Exclusive: Portishead's Geoff Barrow On Scoring Ex Machina

One of the most anticipated film releases this year is without a doubt Ex Machina, the sexy sci-fi thriller and directorial debut from Alex Garland. Featuring breakout star Alicia Vikander as a beautiful robot, the film evaluates the human qualities in the world of A.I. Evidently Ex Machina’s story is further enhanced by a very compelling score, created by Geoff Barrow of Portishead fame and his composer partner Ben Salisbury. The North American premiere of the film took place at SXSW, with a private after party where Geoff and Ben DJ’ed a soundtrack only set. Geoff described the event, as "the first time I DJ’ed in about 10 years. It was terrible.” When prompted for highlights of the night, he said, “I played the theme from MASH and the theme from Night Rider. I thought there were going to be proper film industry people discussing the film… turns out there were a load of guys with headbands on, punching the air.” After the dust from SXSW settled, we were able to chat with Geoff about this lengthily bountiful experience and pacing those dark chilling chords.

What about scoring Ex Machina excited you?

Alex and I are kind of weird in similar ways. Ben and I started working with Alex on the Drogg movie, but it didn’t work out for things beyond our control. So Alex basically said, next thing I do, you guys have to do it. So that’s where we were. I like the way Alex does everything — I like the way he directs, he’s really meticulous, he’s incredibly intelligent, an amazing writer, and now a great director. He works with people that he thinks are at the top of their game. Everyone’s pretty hardcore. There’s no weak link in it. Hopefully you can see that in the film. I don’t think anyone in this film was sort of mucking about in it. We worked on this for 10 months. Which is a long period of time to work on a score. It was a great experience.

After this film, how do you feel about soundtrack vs. score?
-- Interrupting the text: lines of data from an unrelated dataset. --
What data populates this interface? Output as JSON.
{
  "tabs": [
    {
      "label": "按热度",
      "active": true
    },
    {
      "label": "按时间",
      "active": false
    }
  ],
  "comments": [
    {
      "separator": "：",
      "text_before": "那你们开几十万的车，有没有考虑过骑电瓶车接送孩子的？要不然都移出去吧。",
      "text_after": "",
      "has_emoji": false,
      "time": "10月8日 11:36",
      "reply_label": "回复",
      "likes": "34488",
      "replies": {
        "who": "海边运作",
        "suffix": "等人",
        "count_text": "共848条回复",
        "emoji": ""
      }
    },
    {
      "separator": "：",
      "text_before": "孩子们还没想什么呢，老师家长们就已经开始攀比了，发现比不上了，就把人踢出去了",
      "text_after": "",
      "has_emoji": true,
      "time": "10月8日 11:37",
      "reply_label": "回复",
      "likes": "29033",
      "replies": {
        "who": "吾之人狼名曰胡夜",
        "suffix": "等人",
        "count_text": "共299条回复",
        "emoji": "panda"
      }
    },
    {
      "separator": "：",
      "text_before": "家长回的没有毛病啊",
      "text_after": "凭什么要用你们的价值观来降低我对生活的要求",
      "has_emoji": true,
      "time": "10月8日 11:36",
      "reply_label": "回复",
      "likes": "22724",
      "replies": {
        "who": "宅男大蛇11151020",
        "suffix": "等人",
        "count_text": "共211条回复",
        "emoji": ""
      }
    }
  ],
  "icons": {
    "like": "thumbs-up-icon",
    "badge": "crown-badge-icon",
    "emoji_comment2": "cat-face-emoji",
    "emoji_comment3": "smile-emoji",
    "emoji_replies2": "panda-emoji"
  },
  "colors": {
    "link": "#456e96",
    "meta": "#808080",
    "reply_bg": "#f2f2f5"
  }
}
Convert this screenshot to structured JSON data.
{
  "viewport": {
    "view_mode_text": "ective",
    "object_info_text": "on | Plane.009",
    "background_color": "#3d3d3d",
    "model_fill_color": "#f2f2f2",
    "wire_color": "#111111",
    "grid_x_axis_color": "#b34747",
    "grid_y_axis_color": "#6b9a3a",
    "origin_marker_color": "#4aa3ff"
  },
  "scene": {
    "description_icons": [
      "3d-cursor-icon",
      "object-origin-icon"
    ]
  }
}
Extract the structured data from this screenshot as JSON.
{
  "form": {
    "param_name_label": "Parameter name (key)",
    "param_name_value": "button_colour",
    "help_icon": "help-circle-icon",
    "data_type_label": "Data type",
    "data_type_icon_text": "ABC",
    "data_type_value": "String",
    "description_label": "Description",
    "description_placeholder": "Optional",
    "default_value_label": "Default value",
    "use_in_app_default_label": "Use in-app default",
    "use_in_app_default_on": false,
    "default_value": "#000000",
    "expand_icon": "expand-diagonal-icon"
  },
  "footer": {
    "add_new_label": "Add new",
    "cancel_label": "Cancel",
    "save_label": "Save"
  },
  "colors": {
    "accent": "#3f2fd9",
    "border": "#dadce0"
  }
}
I learned a lot from Ben. It was kind of a similar learning curve, he was finding out more about sounds and such and I was learning about scoring. I’m still nowhere nearly there— because it is a really fine art. Without belittling anyone who does this, but if you have 5 really cool cats and they walk out the car and they’re smoking cigarettes and they’re walking towards you and you put on a really cool bit of music — that soundtrack will make them look as cool as you could ever imagine. But if you have to write a piece of music and score for their movements, it becomes a whole different art. Do you know what I mean? Nowadays there’s an awful lot of soundtrack over score, and I used to find a lot of score really boring. Ex Machina has long periods of dialogue and you can’t just jump in with a beat. You have to pace yourself, because if you go to a too dark chord on a character, you’re telling the audience, there’s darkness in him and you could pretty much ruin a film by doing that so yeah you have to be incredibly careful.

What was the partnership composing with Ben like for you?

To be honest, it was a traditional writing partnership. We both specialize in different fields and when we came together, we sat on the piano with sounds and pictures and we played. Someone in the back would go, “yeah, yeah that one, no don’t’ worry about that there. Play that one. Or what about if you just play both of those.” Ben’s a really good writer and it really helped me to write as well. I have a lot of problems with that. I’m putting up a new album every 15 years at the moment — do you know what I mean? So it’s good to work with someone prolific in that sense, who maybe doesn’t have the hang ups that I have.

I noticed that you didn’t use any drumbeats throughout the entire score. What was the reasoning behind that?

Sometimes it’s just too easy to pull down an old drum machine, stick it on, get your tempo, and hit your drums. I just didn’t want to do it. I think it would’ve standardized our score and we didn’t want that to happen.

How’s your perspective changed throughout this project?

This is the most important thing I’ve learned from it— you usually make music to basically smash walls down. For people to listen to it and say, wow that’s great! And for you to feel good about it yourself. Unless you make really chilled out music, generally you want people to have a party. In film, you’re literally just one person that’s part of the process of telling a story. That was my hardest thing: “yeah we want some music here but we don’t want it to say too much.” And you go, huh? That’s all I’ve ever done—try to write music to say stuff! That’s been a big learning curve for me and it’s also what I’m proud of, that I’m actually able to do it and expand my writing capabilities.

What would be the ultimate movie for you to score for?

One of my favorite films was already scored by the person who was best for scoring it which is Precinct 13 by John Carpenter. But that was it. He’d already done it.

Ex Machina comes out in theaters April 10.

Related Stories

New Stories

Load More


Like Us On Facebook